RECORDS TO USE Block Start
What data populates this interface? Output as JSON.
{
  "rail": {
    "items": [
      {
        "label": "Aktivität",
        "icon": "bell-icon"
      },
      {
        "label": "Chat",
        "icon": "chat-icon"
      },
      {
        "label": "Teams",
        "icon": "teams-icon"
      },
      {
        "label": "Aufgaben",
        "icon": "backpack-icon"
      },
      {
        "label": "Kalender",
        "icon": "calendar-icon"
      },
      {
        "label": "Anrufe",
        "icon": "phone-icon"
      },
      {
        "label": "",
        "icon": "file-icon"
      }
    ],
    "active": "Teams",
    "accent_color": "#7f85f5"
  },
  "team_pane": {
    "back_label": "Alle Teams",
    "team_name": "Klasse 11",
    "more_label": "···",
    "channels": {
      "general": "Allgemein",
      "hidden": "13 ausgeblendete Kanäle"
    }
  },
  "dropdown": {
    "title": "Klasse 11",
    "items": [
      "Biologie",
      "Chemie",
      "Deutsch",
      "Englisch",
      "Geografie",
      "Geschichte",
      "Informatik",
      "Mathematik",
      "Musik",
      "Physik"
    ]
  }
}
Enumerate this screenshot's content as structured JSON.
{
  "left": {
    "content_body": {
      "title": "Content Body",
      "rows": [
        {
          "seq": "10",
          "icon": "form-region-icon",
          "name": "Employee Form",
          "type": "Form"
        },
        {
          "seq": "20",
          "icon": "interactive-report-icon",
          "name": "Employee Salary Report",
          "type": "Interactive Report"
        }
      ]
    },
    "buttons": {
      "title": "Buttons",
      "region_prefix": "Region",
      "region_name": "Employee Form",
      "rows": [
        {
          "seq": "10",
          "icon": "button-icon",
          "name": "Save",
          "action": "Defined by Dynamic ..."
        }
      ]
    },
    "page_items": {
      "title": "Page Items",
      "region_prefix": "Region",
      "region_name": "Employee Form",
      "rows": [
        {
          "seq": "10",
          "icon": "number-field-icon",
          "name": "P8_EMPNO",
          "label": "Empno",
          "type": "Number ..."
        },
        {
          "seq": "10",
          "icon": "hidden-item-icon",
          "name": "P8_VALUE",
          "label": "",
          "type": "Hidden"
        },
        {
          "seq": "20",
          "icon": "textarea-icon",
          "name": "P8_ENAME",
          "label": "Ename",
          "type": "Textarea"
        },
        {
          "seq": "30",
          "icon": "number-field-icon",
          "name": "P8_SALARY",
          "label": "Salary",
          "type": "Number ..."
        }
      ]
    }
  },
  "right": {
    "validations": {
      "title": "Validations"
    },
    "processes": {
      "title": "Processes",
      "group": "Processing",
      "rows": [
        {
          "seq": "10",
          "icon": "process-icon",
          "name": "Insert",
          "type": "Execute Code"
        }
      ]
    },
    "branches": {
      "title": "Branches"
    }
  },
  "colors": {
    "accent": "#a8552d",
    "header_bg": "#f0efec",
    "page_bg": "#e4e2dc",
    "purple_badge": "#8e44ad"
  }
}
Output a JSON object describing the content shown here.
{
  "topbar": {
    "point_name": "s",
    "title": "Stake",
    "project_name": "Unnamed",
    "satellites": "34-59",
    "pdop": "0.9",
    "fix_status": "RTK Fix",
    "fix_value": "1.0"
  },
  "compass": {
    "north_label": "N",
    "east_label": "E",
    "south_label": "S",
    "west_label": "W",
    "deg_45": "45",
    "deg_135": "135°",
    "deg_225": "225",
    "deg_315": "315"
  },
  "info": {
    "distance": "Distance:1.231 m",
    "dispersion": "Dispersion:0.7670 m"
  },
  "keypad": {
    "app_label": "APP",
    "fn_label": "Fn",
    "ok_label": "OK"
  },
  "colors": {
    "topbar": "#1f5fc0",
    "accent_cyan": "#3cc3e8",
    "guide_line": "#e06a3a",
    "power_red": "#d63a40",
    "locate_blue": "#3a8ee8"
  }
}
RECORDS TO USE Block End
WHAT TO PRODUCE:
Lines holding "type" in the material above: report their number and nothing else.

SOLUTION:
7